FFRF was informed that the district held a Veterans Day concert in November 2016 at Delton Kellogg High School. The event included a prayer led by a middle school student. In a letter sent on Nov. 22, 2016, FFRF Legal Director Rebecca Markert wrote that while it was laudable for the school to honor veterans, it is unconstitutional to allow a religious message or prayer to be a part of a school-sponsored event. FFRF asked for confirmation that future school assemblies would not include prayer.

A legal representative of the school district responded on Aug. 3 that the district would comply with the law going forward.

Idaho school district complies with FFRF

FFRF has ensured that a school district in Twin Falls, Idaho, will keep religion out of its assemblies.

A district parent reported to FFRF that in February all district secondary schools in the Twin Falls School District held a mandatory student assembly featuring a guest inspirational speaker who referenced God and prayer as her source of support. Her presentation to students included a slide with a bible verse, Philippians 4:13. While FFRF Associate Counsel Elizabeth Cavell lauded the school district’s goal of motivating students, she reminded the district in a letter sent July 26 of its First Amendment obligations to neither advance nor promote religion as the speaker did.

The district assured FFRF that it would comply with the First Amendment and refrain from sponsoring assemblies with religious content in the future.

Christian radio station on bus gets turned off

FFRF commends a Wisconsin school district for turning off a Christian broadcasting station on a school bus.
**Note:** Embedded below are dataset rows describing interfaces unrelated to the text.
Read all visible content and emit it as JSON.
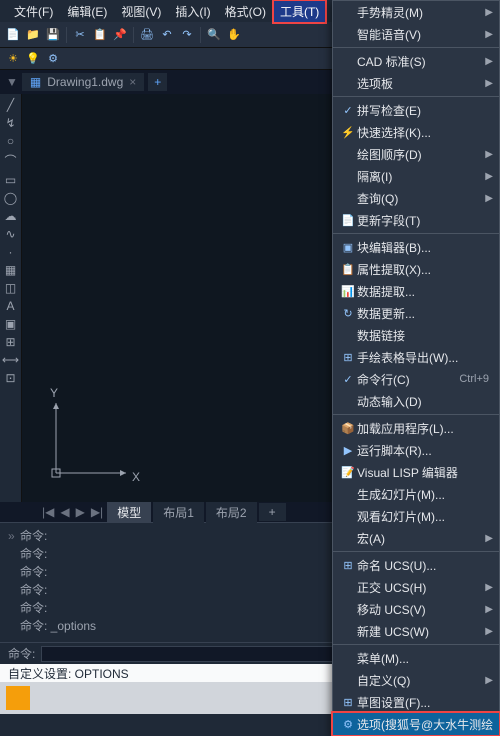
{
  "menubar": {
    "items": [
      "文件(F)",
      "编辑(E)",
      "视图(V)",
      "插入(I)",
      "格式(O)",
      "工具(T)"
    ],
    "highlighted_index": 5
  },
  "document": {
    "tab_title": "Drawing1.dwg",
    "close_glyph": "×",
    "plus_glyph": "+"
  },
  "axis": {
    "x": "X",
    "y": "Y"
  },
  "layout_tabs": {
    "nav": [
      "|◀",
      "◀",
      "▶",
      "▶|"
    ],
    "tabs": [
      "模型",
      "布局1",
      "布局2"
    ],
    "plus": "+",
    "active_index": 0
  },
  "cmdlog": {
    "lines": [
      "命令:",
      "命令:",
      "命令:",
      "命令:",
      "命令:",
      "命令: _options"
    ],
    "gutter": "»"
  },
  "cmdinput": {
    "label": "命令:",
    "value": ""
  },
  "statusbar": {
    "text": "自定义设置: OPTIONS"
  },
  "menu": {
    "items": [
      {
        "text": "手势精灵(M)",
        "icon": "",
        "arrow": true
      },
      {
        "text": "智能语音(V)",
        "icon": "",
        "arrow": true
      },
      {
        "sep": true
      },
      {
        "text": "CAD 标准(S)",
        "icon": "",
        "arrow": true
      },
      {
        "text": "选项板",
        "icon": "",
        "arrow": true
      },
      {
        "sep": true
      },
      {
        "text": "拼写检查(E)",
        "icon": "✓"
      },
      {
        "text": "快速选择(K)...",
        "icon": "⚡"
      },
      {
        "text": "绘图顺序(D)",
        "icon": "",
        "arrow": true
      },
      {
        "text": "隔离(I)",
        "icon": "",
        "arrow": true
      },
      {
        "text": "查询(Q)",
        "icon": "",
        "arrow": true
      },
      {
        "text": "更新字段(T)",
        "icon": "📄"
      },
      {
        "sep": true
      },
      {
        "text": "块编辑器(B)...",
        "icon": "▣"
      },
      {
        "text": "属性提取(X)...",
        "icon": "📋"
      },
      {
        "text": "数据提取...",
        "icon": "📊"
      },
      {
        "text": "数据更新...",
        "icon": "↻"
      },
      {
        "text": "数据链接",
        "icon": ""
      },
      {
        "text": "手绘表格导出(W)...",
        "icon": "⊞"
      },
      {
        "text": "命令行(C)",
        "icon": "✓",
        "shortcut": "Ctrl+9"
      },
      {
        "text": "动态输入(D)",
        "icon": ""
      },
      {
        "sep": true
      },
      {
        "text": "加载应用程序(L)...",
        "icon": "📦"
      },
      {
        "text": "运行脚本(R)...",
        "icon": "▶"
      },
      {
        "text": "Visual LISP 编辑器",
        "icon": "📝"
      },
      {
        "text": "生成幻灯片(M)...",
        "icon": ""
      },
      {
        "text": "观看幻灯片(M)...",
        "icon": ""
      },
      {
        "text": "宏(A)",
        "icon": "",
        "arrow": true
      },
      {
        "sep": true
      },
      {
        "text": "命名 UCS(U)...",
        "icon": "⊞"
      },
      {
        "text": "正交 UCS(H)",
        "icon": "",
        "arrow": true
      },
      {
        "text": "移动 UCS(V)",
        "icon": "",
        "arrow": true
      },
      {
        "text": "新建 UCS(W)",
        "icon": "",
        "arrow": true
      },
      {
        "sep": true
      },
      {
        "text": "菜单(M)...",
        "icon": ""
      },
      {
        "text": "自定义(Q)",
        "icon": "",
        "arrow": true
      },
      {
        "text": "草图设置(F)...",
        "icon": "⊞"
      },
      {
        "text": "选项(搜狐号@大水牛测绘",
        "icon": "⚙",
        "highlight": true
      }
    ]
  }
}
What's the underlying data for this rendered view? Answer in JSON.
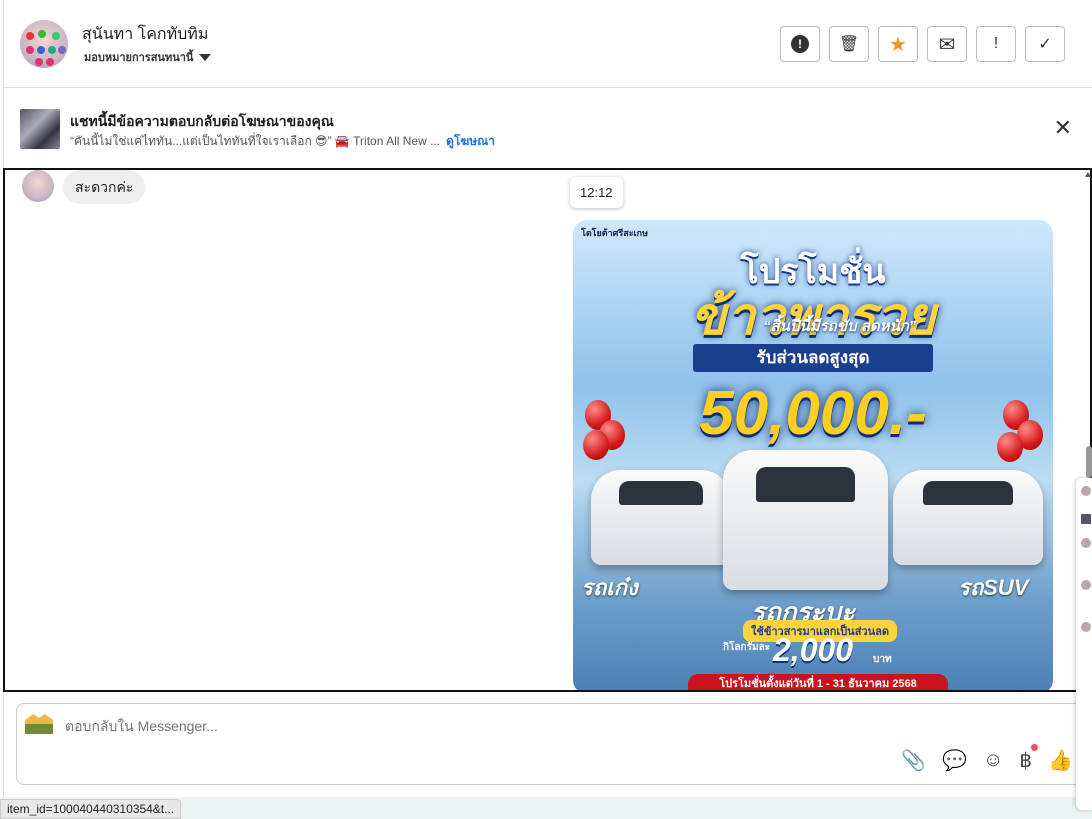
{
  "header": {
    "contact_name": "สุนันทา โคกทับทิม",
    "assign_label": "มอบหมายการสนทนานี้",
    "actions": [
      {
        "name": "spam-button",
        "icon": "!"
      },
      {
        "name": "delete-button",
        "icon": "🗑"
      },
      {
        "name": "star-button",
        "icon": "★"
      },
      {
        "name": "mark-unread-button",
        "icon": "✉"
      },
      {
        "name": "follow-up-button",
        "icon": "!"
      },
      {
        "name": "done-button",
        "icon": "✓"
      }
    ],
    "star_color": "#f7931e"
  },
  "ad_banner": {
    "title": "แชทนี้มีข้อความตอบกลับต่อโฆษณาของคุณ",
    "snippet": "“คันนี้ไม่ใช่แค่ไททัน...แต่เป็นไททันที่ใจเราเลือก 😎” 🚘 Triton All New ...",
    "link": "ดูโฆษณา"
  },
  "thread": {
    "incoming_message": "สะดวกค่ะ",
    "timestamp": "12:12",
    "poster": {
      "brand": "โตโยต้าศรีสะเกษ",
      "promo": "โปรโมชั่น",
      "headline": "ข้าวพารวย",
      "slogan": "“สิ้นปีนี้มีรถขับ ลดหนัก”",
      "band": "รับส่วนลดสูงสุด",
      "amount": "50,000.-",
      "label_sedan": "รถเก๋ง",
      "label_pickup": "รถกระบะ",
      "label_suv": "รถSUV",
      "swap": "ใช้ข้าวสารมาแลกเป็นส่วนลด",
      "per_kg": "กิโลกรัมละ",
      "per_kg_value": "2,000",
      "baht": "บาท",
      "dates": "โปรโมชั่นตั้งแต่วันที่ 1 - 31 ธันวาคม 2568"
    }
  },
  "composer": {
    "placeholder": "ตอบกลับใน Messenger...",
    "tools": {
      "attach": "📎",
      "saved_reply": "💬",
      "emoji": "☺",
      "payment": "฿",
      "like": "👍"
    }
  },
  "status_bar": "item_id=100040440310354&t..."
}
Early in the spring, FFRF Legal Fellow Ryan Jayne sent a letter to the Stevens Point Area Public School District due to concerns over a bus driver who was incessantly playing devotional Christian music on a bus taking students to P.J. Jacobs Junior High School.

The school district responded with a brief, but laudable, response: “The practice has ceased.”
In the August issue in the FFRF Victories section, there were two instances in which a state was erroneously identified. The FFRF victories occurred in Elkins, Ark., and Harrison, Ark.

Freedom From Religion Foundation